# [Exercise]
Tally the lines in the data below in which the word "http" occurs, then give only the total.

# [Stored data entries]

= Beginning of Section =

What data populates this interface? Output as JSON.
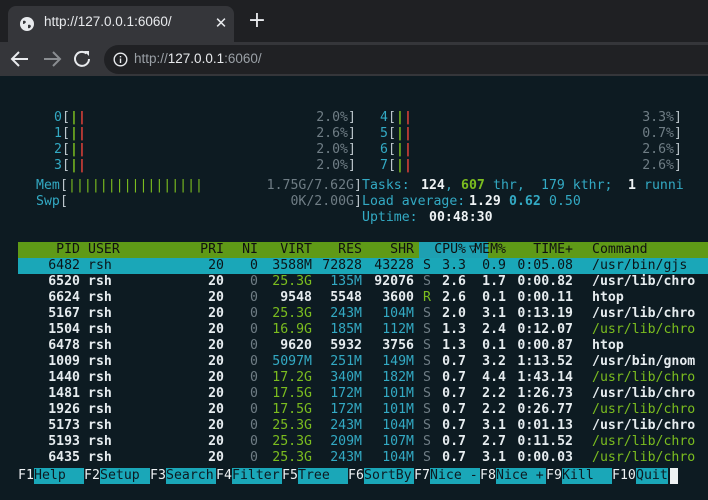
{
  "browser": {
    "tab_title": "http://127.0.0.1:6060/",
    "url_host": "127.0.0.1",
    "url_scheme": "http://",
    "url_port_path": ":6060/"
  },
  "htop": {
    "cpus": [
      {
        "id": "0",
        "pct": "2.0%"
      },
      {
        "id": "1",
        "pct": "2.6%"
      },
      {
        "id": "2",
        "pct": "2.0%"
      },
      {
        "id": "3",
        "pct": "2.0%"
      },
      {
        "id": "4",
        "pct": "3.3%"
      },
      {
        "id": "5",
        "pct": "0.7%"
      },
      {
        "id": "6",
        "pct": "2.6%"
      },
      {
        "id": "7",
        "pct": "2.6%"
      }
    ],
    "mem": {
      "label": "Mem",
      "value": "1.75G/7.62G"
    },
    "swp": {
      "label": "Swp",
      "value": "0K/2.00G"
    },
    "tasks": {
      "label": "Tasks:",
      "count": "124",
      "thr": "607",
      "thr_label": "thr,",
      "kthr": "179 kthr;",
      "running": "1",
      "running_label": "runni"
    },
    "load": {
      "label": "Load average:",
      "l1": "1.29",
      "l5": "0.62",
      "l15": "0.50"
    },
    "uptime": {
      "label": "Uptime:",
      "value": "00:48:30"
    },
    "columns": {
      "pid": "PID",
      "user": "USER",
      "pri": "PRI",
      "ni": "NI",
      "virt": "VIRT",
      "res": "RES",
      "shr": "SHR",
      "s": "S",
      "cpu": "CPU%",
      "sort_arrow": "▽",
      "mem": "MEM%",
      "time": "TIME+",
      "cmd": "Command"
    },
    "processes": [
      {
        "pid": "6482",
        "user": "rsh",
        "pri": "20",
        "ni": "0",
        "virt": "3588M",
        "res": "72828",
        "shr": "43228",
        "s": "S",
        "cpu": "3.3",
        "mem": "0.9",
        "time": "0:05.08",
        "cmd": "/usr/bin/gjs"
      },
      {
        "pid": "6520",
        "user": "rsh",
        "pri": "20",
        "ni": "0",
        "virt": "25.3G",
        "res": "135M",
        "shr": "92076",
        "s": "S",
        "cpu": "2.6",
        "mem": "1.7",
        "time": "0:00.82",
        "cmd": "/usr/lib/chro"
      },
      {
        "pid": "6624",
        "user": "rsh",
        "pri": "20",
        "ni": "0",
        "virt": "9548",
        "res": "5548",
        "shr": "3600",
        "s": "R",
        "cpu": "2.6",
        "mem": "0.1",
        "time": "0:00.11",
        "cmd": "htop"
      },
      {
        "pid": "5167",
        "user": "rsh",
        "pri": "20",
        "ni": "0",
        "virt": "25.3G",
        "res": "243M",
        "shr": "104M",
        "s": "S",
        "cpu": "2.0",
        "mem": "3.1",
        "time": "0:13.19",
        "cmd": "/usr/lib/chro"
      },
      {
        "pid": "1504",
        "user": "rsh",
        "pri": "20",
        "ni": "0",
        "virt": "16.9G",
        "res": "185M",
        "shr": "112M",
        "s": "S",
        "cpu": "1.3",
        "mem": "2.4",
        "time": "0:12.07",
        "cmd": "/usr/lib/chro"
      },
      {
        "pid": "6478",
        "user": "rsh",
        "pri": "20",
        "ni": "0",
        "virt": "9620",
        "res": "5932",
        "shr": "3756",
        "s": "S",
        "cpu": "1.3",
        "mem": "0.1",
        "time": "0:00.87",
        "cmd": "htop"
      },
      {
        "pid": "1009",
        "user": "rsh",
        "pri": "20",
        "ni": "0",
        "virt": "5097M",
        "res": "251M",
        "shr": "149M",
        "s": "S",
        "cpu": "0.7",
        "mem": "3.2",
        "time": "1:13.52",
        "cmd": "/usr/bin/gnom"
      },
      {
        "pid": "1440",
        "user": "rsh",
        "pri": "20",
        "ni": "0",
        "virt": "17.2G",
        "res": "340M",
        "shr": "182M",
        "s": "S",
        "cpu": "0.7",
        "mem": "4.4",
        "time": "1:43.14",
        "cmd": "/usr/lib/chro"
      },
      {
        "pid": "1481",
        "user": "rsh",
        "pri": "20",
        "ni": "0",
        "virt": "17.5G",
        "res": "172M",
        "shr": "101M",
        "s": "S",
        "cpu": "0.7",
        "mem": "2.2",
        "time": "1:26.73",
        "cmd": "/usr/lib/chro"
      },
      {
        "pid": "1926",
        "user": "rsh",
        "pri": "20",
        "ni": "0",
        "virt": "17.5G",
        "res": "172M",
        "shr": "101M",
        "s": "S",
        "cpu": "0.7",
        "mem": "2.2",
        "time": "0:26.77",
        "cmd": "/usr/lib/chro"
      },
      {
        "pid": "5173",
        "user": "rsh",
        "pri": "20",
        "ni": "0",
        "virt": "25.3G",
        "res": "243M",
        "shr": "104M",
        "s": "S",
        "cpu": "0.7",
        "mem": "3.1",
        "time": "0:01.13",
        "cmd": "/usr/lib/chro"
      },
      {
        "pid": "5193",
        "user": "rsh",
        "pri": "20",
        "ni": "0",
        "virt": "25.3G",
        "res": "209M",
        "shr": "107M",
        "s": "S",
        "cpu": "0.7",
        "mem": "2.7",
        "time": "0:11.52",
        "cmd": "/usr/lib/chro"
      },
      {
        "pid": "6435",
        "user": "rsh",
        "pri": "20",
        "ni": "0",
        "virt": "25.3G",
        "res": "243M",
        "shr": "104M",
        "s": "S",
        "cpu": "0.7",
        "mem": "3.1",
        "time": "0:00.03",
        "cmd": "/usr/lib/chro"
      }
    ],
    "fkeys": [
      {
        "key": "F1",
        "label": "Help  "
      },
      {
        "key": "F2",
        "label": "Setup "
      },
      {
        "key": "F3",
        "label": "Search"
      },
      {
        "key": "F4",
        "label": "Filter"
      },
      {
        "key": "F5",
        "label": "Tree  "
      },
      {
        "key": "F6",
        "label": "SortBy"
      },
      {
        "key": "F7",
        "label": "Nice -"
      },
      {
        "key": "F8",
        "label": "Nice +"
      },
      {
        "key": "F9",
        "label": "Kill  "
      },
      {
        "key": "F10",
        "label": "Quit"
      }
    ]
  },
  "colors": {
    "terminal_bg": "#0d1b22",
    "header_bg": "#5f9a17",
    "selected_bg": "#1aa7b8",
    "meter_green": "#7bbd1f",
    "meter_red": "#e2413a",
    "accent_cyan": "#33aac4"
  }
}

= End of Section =

# [Exercise output]
2